To give it a concrete start, maybe we should focus on having a dedicated session about this during the 10th anniversary HEPEX workshop (https://hepex.inrae.fr/10th-anniversary-hepex-workshop/). We could review what has been done and think about future directions, including considering this issue explicitly in one of the HEPEX topics of the Science and Implementation Plan.
Also, the comment box in this post by Liz could be a good way to identify those interested and any emerging ideas, current projects and practices. Anyone interested in contributing could leave a comment here!
Certainly something at the 10th anniversary workshop would be interesting. I guess there becomes a difficulty in convincing people to attend a workshop where they are only interested in one session – this is possibly a common problem for interdisciplinary researcher themes. However, a workshop session could be used as an opportunity to define some of the research questions and emerging ideas that we feel are outside the expertise of the hydrological community. And / or maybe speakers could give presentations over the web – does anyone have any opinions about whether this works well?
I think the issue Thomas raises about marketing is interesting too. I would probably say that in the UK I would refer to it as PR, as ‘doing social science’ is often seen as a necessity for research council funding or to show impact: scientists do the science, social scientists take it to the end-users. Again, a misconception over what social scientists (in the academic community at least) really do. I believe in part this is perpetuated by ‘interdisciplinary’ projects that are really only multidisciplinary not interdisciplinary in nature [See this webpage for a good explanation of the differences] – as a result there is never any real understanding of each other’s methodologies.

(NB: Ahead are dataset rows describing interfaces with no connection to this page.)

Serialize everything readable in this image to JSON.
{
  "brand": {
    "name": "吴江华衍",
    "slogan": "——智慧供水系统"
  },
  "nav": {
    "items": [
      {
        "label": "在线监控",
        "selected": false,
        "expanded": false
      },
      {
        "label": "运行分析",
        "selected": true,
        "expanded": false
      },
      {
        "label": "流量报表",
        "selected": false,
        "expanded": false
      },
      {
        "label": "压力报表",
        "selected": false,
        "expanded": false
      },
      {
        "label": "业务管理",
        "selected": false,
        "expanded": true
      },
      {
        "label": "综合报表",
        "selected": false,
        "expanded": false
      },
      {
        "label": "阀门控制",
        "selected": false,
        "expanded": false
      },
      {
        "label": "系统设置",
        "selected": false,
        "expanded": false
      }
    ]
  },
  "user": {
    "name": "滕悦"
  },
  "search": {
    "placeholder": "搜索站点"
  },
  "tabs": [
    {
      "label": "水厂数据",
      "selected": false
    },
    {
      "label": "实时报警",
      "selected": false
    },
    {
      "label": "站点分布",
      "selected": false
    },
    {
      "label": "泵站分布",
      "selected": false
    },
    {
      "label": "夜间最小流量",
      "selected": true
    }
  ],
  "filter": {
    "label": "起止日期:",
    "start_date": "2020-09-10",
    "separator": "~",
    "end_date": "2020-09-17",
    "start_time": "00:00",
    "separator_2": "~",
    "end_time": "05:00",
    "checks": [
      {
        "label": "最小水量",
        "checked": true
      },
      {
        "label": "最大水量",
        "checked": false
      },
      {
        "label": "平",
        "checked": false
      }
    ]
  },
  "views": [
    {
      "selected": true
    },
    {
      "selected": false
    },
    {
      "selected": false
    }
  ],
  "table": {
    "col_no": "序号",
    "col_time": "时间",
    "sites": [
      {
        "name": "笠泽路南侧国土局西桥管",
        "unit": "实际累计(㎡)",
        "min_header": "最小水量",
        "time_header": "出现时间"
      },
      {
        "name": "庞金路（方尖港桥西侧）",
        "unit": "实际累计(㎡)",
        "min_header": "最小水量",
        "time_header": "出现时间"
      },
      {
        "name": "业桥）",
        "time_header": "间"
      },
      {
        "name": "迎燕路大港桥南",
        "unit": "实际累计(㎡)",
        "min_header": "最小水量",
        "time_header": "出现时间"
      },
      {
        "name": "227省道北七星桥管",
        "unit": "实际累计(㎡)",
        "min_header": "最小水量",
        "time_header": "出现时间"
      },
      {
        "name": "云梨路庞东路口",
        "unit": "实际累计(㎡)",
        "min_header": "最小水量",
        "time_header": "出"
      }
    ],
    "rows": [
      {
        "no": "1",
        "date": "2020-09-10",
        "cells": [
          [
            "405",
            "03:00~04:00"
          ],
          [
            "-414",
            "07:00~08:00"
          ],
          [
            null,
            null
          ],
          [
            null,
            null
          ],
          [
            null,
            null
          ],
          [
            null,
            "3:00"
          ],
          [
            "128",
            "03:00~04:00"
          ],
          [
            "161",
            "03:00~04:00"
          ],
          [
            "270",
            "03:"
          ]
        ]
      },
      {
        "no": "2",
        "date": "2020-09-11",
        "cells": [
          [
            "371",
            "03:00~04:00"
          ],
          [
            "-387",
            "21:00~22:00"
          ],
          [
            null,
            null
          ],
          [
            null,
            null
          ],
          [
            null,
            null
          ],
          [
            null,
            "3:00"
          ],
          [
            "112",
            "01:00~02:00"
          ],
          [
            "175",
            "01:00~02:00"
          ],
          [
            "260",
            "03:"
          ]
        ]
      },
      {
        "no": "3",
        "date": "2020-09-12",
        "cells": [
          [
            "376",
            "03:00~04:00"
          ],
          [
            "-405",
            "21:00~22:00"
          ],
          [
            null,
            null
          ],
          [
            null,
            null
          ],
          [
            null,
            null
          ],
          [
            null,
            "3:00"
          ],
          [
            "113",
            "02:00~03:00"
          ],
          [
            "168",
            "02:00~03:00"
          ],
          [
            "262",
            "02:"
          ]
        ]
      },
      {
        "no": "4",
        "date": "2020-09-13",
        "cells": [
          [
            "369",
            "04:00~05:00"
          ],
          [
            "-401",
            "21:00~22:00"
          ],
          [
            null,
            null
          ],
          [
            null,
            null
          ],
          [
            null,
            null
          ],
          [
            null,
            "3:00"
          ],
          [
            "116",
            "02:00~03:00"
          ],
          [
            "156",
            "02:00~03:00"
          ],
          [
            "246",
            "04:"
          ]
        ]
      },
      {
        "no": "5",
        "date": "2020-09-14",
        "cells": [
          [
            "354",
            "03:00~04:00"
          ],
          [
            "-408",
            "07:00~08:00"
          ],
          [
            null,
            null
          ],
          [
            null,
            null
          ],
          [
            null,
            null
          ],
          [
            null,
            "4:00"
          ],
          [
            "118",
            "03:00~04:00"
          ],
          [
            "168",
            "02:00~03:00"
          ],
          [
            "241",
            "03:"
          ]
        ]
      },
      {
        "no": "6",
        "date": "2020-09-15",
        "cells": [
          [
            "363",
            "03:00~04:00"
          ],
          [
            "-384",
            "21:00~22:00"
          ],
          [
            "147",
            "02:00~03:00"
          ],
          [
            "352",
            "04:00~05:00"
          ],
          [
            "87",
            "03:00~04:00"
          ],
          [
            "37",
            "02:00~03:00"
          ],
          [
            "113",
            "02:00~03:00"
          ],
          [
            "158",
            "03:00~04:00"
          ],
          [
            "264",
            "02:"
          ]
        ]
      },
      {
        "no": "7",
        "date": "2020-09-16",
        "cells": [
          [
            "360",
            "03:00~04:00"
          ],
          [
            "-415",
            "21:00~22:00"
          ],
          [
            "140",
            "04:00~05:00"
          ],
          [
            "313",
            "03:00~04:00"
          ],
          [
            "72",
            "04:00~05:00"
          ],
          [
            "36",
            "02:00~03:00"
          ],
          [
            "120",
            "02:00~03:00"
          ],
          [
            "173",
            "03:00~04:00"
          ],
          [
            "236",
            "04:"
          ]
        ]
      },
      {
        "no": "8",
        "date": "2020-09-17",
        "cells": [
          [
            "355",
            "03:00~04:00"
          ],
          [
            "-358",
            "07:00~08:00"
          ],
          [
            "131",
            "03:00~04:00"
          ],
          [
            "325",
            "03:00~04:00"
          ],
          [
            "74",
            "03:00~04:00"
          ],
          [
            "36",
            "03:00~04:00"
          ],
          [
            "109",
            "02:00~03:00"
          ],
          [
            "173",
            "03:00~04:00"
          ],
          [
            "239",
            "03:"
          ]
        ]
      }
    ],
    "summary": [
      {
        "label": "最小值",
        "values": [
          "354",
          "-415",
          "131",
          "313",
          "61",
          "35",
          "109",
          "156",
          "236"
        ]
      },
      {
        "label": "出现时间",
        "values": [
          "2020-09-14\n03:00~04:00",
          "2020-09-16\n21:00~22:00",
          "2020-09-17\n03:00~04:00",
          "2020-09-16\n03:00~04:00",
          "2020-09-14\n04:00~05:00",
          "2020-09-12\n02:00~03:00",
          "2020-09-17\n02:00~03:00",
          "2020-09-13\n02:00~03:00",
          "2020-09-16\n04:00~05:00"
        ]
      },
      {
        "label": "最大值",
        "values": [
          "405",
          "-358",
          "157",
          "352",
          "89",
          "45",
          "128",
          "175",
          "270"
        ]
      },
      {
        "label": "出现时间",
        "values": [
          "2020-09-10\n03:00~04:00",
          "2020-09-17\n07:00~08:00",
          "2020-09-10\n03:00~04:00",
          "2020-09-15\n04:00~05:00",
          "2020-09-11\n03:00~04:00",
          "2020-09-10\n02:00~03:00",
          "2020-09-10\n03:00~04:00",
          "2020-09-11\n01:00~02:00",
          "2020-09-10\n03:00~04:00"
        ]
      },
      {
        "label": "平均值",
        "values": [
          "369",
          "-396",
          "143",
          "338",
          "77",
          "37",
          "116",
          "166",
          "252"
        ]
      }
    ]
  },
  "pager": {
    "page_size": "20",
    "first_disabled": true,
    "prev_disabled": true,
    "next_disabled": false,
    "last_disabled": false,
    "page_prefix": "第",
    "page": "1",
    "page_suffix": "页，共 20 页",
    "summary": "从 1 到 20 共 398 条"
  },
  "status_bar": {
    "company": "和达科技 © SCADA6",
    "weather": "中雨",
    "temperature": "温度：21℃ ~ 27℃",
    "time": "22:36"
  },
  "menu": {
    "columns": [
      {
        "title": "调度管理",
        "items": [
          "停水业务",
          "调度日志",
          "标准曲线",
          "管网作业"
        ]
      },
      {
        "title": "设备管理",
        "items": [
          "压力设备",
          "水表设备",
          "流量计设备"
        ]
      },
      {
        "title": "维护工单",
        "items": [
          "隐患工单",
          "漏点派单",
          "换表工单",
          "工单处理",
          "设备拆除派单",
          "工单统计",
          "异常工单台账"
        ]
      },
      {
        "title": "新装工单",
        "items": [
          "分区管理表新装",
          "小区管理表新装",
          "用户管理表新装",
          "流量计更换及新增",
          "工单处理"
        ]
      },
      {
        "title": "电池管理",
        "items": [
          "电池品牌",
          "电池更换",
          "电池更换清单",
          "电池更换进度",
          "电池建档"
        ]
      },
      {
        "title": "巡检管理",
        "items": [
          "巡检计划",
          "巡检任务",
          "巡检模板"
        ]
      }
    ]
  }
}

This leads into Thomas’ point about action items. A better understanding of methodologies at the start of projects, led by clearer communication as he suggests, would probably help better guide the research direction and manage expectations. Actually, one of my former colleagues, Sophie Haines, and I have been talking about writing a blog post about the challenges of interdisciplinary working for a little while now. Maybe we should get on with it.
Very related to this discussion, see this great blogpost: “Hurricane Sandy showed limits of an accurate forecast” from Andy Freedman.